Diligently reporting incidents that may trigger liability as soon as possible after they occur may save you paperwork and stress from litigation months or even years down the line. In one case, an owner was sued for negligence after a murder occurred in its building. The owner sued its insurance company for denying coverage. The insurer claimed that the owner didn’t give notice of its claim on time. Fortunately, the court was persuaded when the owner testified that it didn’t know at first that an intruder had committed the resident’s murder. And the owner wasn’t sued by the resident’s family until some time after the incident. The appeals court eventually ruled against the insurance company [Agoado Realty Corp. v. United Intl. Ins. Co., November 2001].
Set Reporting Procedure
To protect themselves, owners and managers should establish a procedure for site employees to report mishaps.
Educate your staff about site incidents. Meet with your site employees and instruct them to be on the lookout for mishaps that could lead to insurance claims or lawsuits. Give your employees plenty of examples of site incidents that they should report to you, such as slips, falls, trips, stolen property, water damage, smoke damage, etc. Reinforce your meeting with a memo that tells how to identify and report site incidents. See Model Memo: Inform Employees of Incident Reporting Procedure.
Give employees forms to record incidents. Use forms for employees to record information about potential injuries, property damage, or other incidents they’ve seen or heard about on the property. We’ve prepared a Model Form: Use Site Incident Report to Protect Yourself from Liability. Keep a supply of these forms at the site, and show your employees how to fill them out.
Use forms to notify insurer about possible claim. Once you receive an incident report from a staff member, send the handwritten report to the insurer’s agent with a cover letter identifying the owner, the property, and any other relevant facts that could assist the insurer in processing the claim. Some agents may prefer telephone notification instead.
To avoid confusion, you should ask your insurance agent to put its incident reporting procedure in writing, and keep the written procedure with your other insurance documents. That way, your broker can’t claim that you didn’t follow proper procedure.
Get written acknowledgment of your report. A good insurance agent will give you a written acknowledgment of any incident that’s reported. Once you receive acknowledgment, usually within 48 to 72 hours of the owner’s first report, file it away for safekeeping.

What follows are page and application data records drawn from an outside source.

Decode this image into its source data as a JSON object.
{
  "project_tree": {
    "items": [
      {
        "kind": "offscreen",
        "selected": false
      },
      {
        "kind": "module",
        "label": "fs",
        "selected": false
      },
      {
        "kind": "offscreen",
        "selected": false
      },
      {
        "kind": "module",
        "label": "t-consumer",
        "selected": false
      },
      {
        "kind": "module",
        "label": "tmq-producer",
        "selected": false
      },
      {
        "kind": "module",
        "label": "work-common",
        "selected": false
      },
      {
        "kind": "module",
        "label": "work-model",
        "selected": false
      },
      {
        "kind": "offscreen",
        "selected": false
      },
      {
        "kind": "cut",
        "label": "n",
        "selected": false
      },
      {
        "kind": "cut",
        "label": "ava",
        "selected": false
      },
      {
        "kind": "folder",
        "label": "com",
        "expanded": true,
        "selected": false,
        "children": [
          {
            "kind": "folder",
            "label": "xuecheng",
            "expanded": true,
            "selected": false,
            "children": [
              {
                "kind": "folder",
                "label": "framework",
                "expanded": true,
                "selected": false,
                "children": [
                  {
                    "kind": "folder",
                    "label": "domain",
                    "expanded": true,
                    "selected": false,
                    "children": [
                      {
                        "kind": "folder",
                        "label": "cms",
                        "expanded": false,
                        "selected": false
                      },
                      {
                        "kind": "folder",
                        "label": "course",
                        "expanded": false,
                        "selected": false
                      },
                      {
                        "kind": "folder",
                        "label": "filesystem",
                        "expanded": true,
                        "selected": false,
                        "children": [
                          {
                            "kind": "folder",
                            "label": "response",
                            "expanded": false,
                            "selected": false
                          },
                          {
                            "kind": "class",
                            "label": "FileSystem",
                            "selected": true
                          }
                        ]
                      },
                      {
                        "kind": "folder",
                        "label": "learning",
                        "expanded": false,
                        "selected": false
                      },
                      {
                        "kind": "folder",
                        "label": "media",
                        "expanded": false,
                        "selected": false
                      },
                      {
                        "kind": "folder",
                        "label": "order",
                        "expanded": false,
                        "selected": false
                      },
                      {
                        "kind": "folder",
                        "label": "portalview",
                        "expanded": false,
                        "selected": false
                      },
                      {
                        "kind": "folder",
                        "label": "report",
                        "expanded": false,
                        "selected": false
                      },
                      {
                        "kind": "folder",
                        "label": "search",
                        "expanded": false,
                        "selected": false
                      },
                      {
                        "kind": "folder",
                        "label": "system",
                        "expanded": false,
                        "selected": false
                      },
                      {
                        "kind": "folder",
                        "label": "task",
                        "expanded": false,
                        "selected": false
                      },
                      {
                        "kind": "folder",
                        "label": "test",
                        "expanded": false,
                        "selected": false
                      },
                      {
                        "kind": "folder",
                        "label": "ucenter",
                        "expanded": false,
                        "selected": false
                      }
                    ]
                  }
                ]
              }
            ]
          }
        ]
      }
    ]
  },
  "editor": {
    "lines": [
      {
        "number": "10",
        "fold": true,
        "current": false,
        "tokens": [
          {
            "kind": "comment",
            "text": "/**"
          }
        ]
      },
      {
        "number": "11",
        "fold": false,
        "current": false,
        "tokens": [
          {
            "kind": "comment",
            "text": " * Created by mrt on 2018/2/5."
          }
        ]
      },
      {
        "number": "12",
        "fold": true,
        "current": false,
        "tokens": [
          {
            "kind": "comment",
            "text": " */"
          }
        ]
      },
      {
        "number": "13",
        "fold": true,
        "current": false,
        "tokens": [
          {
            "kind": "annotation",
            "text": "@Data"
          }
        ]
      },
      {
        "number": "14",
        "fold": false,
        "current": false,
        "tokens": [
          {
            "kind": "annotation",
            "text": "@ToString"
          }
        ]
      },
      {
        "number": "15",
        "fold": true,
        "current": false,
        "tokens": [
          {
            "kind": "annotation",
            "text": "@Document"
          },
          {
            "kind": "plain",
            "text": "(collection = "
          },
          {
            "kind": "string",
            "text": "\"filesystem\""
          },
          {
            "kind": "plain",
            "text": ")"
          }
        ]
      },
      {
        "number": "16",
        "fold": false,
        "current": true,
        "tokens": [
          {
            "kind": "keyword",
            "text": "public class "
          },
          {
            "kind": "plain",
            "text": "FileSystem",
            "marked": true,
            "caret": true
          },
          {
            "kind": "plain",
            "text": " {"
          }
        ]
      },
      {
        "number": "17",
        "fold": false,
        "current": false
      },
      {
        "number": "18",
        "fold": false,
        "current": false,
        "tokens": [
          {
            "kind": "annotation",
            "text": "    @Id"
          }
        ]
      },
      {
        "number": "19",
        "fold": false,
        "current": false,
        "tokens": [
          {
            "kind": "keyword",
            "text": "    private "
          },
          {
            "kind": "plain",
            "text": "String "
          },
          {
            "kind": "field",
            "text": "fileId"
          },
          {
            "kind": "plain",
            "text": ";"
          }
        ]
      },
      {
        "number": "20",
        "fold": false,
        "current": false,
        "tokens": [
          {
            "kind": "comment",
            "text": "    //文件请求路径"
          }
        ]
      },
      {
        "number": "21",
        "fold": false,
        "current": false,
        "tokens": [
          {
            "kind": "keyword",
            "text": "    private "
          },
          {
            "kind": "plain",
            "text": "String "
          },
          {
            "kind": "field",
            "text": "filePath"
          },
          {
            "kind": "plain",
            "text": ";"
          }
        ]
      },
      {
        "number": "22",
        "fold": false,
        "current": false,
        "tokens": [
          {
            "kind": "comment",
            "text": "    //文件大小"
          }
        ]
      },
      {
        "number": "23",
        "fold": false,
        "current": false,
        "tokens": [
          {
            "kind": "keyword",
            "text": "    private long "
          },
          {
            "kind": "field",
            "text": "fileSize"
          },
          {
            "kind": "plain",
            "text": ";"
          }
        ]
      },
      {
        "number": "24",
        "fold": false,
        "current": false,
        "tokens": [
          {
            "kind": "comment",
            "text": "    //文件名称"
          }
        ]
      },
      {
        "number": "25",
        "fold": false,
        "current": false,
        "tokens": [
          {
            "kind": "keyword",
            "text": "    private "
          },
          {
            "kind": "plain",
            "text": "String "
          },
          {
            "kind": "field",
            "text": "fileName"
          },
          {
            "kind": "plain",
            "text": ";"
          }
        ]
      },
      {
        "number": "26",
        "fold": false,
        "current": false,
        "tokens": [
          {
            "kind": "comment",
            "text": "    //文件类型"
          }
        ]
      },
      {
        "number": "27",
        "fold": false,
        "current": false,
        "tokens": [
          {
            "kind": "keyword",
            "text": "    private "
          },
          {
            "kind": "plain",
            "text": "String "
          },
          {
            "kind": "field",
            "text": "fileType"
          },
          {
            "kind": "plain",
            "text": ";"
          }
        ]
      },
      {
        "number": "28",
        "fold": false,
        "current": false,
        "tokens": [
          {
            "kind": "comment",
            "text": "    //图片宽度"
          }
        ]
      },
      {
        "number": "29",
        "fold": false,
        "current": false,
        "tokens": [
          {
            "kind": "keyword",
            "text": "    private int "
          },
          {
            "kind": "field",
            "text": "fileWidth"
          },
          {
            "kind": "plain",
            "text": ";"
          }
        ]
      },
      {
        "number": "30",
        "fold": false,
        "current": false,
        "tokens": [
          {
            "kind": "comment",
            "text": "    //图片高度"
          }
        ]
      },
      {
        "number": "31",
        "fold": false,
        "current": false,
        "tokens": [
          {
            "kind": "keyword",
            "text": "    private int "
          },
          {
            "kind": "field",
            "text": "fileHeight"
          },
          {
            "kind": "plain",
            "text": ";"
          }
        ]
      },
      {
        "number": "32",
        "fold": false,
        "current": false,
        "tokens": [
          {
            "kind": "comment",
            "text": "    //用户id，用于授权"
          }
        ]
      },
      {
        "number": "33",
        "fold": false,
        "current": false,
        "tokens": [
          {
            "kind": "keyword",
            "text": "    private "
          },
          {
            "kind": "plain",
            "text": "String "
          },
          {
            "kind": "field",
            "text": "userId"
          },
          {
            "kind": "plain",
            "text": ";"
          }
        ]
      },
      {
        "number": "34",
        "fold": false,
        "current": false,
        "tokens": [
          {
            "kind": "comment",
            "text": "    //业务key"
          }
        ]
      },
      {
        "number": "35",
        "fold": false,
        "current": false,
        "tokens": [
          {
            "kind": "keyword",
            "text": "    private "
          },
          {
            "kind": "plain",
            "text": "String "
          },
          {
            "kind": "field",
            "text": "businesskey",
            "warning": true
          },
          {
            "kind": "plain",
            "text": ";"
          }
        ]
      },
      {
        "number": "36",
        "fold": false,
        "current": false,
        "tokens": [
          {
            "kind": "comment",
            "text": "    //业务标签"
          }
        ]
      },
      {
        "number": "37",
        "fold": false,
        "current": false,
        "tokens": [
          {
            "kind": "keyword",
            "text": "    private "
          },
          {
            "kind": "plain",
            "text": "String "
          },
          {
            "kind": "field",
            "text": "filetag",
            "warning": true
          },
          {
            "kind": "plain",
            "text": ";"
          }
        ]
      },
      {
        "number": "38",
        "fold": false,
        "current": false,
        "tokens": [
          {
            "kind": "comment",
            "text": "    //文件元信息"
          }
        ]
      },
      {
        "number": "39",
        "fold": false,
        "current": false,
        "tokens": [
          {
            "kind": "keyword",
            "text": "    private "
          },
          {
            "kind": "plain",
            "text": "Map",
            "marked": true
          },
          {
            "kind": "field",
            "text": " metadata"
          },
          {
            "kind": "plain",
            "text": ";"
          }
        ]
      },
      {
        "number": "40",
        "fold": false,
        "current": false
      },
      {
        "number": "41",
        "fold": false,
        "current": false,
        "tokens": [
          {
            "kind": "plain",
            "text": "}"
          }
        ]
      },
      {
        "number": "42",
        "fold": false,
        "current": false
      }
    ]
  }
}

See The Model Tools For This Article
|Inform Employees of Incident Reporting Procedure|
|Use Site Incident Report to Protect Yourself from Liability|